REQUIRED ACTION: Lines in the records below that contain the word "aprendizagem" must each be copied.

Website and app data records
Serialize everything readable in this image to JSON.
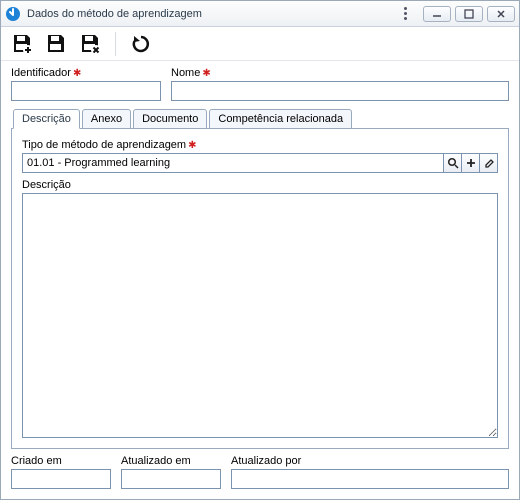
{
  "window": {
    "title": "Dados do método de aprendizagem"
  },
  "toolbar": {
    "icons": {
      "save_new": "floppy-plus",
      "save": "floppy",
      "save_delete": "floppy-x",
      "refresh": "refresh"
    }
  },
  "fields": {
    "identifier": {
      "label": "Identificador",
      "value": "",
      "required": true
    },
    "name": {
      "label": "Nome",
      "value": "",
      "required": true
    }
  },
  "tabs": [
    {
      "id": "descricao",
      "label": "Descrição",
      "active": true
    },
    {
      "id": "anexo",
      "label": "Anexo",
      "active": false
    },
    {
      "id": "documento",
      "label": "Documento",
      "active": false
    },
    {
      "id": "competencia",
      "label": "Competência relacionada",
      "active": false
    }
  ],
  "descricao": {
    "method_type": {
      "label": "Tipo de método de aprendizagem",
      "value": "01.01 - Programmed learning",
      "required": true
    },
    "description": {
      "label": "Descrição",
      "value": ""
    }
  },
  "audit": {
    "created_at": {
      "label": "Criado em",
      "value": ""
    },
    "updated_at": {
      "label": "Atualizado em",
      "value": ""
    },
    "updated_by": {
      "label": "Atualizado por",
      "value": ""
    }
  }
}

REPLY:
    "title": "Dados do método de aprendizagem"
      "label": "Tipo de método de aprendizagem",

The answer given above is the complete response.